But Farkash was careful to say that the not guilty verdict did not mean the items were authentic.

The IAA continues to hold by its theory that they were forged by an Egyptian craftsman, Marco Ghatas, who worked with Golan in Tel Aviv. The IAA blamed their failure on the refusal of Ghatas to testify, but the judge said the prosecution evidence simply did not stand up to scrutiny.

The updated story is told in this issue for the first time. I was the only reporter in the courtroom throughout the 120 sessions of the seven-year trial. I heard most of the 12,000 pages of testimony, listened to most of the 126 witnesses and saw most of the 200 exhibits. But I still can not say for certain whether the items are genuine or not.

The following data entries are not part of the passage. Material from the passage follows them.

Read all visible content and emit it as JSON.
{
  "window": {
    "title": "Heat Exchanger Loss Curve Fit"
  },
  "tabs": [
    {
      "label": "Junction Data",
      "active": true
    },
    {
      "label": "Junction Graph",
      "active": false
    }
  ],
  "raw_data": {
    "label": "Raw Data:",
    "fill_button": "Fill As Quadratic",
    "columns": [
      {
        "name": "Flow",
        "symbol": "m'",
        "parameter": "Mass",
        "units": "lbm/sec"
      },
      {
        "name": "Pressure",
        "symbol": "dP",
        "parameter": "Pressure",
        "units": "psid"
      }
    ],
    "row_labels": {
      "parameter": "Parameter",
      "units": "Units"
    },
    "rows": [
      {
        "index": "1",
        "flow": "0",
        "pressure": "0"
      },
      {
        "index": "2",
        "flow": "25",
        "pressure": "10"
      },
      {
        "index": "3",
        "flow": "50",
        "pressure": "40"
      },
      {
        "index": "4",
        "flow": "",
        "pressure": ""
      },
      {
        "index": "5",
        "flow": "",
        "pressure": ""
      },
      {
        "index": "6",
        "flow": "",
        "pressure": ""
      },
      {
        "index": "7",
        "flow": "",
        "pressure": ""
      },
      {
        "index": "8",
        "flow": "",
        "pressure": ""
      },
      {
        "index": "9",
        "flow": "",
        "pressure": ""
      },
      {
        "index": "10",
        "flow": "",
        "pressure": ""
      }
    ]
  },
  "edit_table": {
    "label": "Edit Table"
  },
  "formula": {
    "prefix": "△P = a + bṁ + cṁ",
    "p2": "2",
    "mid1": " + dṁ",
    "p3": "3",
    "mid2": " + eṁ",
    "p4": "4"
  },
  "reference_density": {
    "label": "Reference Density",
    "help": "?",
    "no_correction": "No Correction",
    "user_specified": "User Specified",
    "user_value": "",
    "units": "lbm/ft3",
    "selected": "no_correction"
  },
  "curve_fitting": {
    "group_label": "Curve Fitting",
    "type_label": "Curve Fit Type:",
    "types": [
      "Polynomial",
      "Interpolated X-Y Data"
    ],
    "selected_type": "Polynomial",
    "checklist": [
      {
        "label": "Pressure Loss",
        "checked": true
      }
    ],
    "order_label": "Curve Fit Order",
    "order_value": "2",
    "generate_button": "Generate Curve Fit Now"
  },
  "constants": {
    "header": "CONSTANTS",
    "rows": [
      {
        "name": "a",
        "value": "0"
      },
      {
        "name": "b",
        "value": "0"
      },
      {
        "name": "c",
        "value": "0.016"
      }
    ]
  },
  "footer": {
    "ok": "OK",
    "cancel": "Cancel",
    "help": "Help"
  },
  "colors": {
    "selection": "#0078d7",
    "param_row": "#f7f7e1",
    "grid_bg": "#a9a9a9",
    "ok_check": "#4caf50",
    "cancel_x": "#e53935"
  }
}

Even those who are convinced that the items are fake are distressed at the increasingly bizarre actions of the IAA and its publicity-seeking director Dorfman.

I was the only reporter in the courtroom throughout the seven-year trial. I heard most of the 12,000 pages of testimony and listened to most of the 126 witnesses. But I still can not say whether the items are genuine

The IAA’s most egregious mistake was the arrest in 2005 of Hanan Eshel, a Bar-Ilan University archaeology professor who rescued several parchment scroll fragments from the Bar Kochba era that he bought from a Bedouin trader. The IAA charged him with criminal conduct.

“Hanan discovered pieces of biblical Judean scrolls, acquired them, looked after their restoration in the Israel Museum, published them and presented them to the IAA,” says David Jeselsohn, a prominent collector and leading donor to Bar-Ilan who provided the purchase money. “It was the first and only time that the State of Israel was given such a gift. Instead of thanking Hanan, he was detained by the IAA, was presented to the media as a criminal and Shuka Dorfman even had the audacity to bring charges against Hanan at court.” Jeselsohn tells me he thought it was “a bad joke” when he heard that Bar-Ilan was giving its prestigious Guardian of Zion Award to the IAA and that Dorfman would be accepting the prize.

Jeselsohn believes that the Jehoash tablet is a fake, but he describes the prosecution as “a bizarre and hallucinatory trial” against “an imaginary ring of antiquities forgers.” He says the IAA “acted imprudently, senselessly, foolishly and regrettably, with malice.” He called on the IAA to compensate and apologize to Robert Deutsch, Golan’s co-defendant who was acquitted on all charges.

With the IAA still refusing to hand back the artifacts, the case could drag on for some time. I will continue to follow it.